Why Is Pregnancy a Women’s Problem?

baby at laptopBy Joanie Connell

Babies are a part of life. We were all babies once. Most of us will have babies. And, whether or not we do, we need babies to continue our society. So, why is it that the burden of having babies has landed completely on women?

The recent HBR discussion on whether women are obligated to tell potential employers that they are pregnant when they interview is a great example of how women are blamed for having babies. The conundrum is: tell the potential employer and don’t get hired or don’t tell the potential employer and be called a liar. It’s a lose-lose situation for pregnant women looking for work.

Are men liars if they don’t tell their potential employers that they have medical conditions that might affect their work? It’s interesting that pregnancy is considered a medical condition that needs to be disclosed, even though people have fought hard to have the right to privacy over their medical issues. The disability act requires employers to find a way to deal with a disability, but why don’t employers have the same obligation to find a way to deal with pregnancy? Isn’t that gender biased?

In an ideal society, we’d all be honest with each other and give each other warning when things were about to change. But this is not an ideal society. Employers don’t do it and neither do employees. Why are women held to a higher standard?
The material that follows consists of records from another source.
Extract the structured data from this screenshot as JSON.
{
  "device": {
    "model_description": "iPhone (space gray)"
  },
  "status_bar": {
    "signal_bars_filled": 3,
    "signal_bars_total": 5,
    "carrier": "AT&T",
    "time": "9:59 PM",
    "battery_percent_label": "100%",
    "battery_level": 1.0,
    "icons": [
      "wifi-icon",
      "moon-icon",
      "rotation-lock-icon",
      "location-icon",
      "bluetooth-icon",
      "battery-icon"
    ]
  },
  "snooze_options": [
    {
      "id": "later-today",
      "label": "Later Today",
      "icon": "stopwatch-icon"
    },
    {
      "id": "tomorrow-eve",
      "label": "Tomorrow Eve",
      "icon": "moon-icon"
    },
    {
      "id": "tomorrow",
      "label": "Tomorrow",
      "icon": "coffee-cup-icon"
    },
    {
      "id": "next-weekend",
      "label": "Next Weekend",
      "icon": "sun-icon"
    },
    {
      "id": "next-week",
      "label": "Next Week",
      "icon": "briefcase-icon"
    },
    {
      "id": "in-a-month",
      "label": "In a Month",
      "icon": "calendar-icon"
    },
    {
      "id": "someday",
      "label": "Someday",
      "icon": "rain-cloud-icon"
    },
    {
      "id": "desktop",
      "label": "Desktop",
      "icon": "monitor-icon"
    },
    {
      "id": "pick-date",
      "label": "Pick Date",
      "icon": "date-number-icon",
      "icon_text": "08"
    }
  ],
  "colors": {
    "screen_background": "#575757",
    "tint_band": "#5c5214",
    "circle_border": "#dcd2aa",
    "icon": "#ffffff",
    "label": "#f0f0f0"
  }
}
More to the point, however, is that we all have to bear the cost of having babies and we all get to reap the benefits of having babies too. We think so often about how people who don’t have babies are saddled with the cost of other people (especially women) having babies. But, could it actually be the other way around? It could be argued that people who don’t have babies are free riders of a sort.

The problem with the blame game is that it blocks productivity. We’ve seen this on a large scale, for example, when Congress disagrees on the budget and when presidents are investigated. Our government comes to a standstill. People get so rooted into a position that they bring everyone down disagreeing. They’re fighting for win-lose but everyone loses.

Pregnant womanWe’re asking the wrong questions about pregnancy at work. We shouldn’t be thinking at the granular level of what he said/she said or if he/she should hire this person or that. The reason why women are losing out is that employers keep thinking at the level of “would this person be better for me over the next 3 months” rather than what is the best solution for the company over the long-term? This is a pennywise, pound foolish approach. Women are losing wages and opportunity and companies are losing access to a huge portion of the productive workforce.

Let’s turn pregnancy into a win-win proposition by asking ourselves to challenge our current assumptions and think in new and creative ways. Wouldn’t we all be more productive if we started implementing solutions rather than blaming and harping on problems of pregnancy at work—if we found ways to leverage the productivity of pregnant women and mothers, rather than write them off as being less worthy? Wouldn’t we all be better off if we found a way to collectively bring in the next generation of leaders and employees while supporting the current leaders and employees? Think of how much more we could get done!

Pregnancy is not a women’s problem. It is a part of life that can drain or regenerate our society, depending on how we handle it.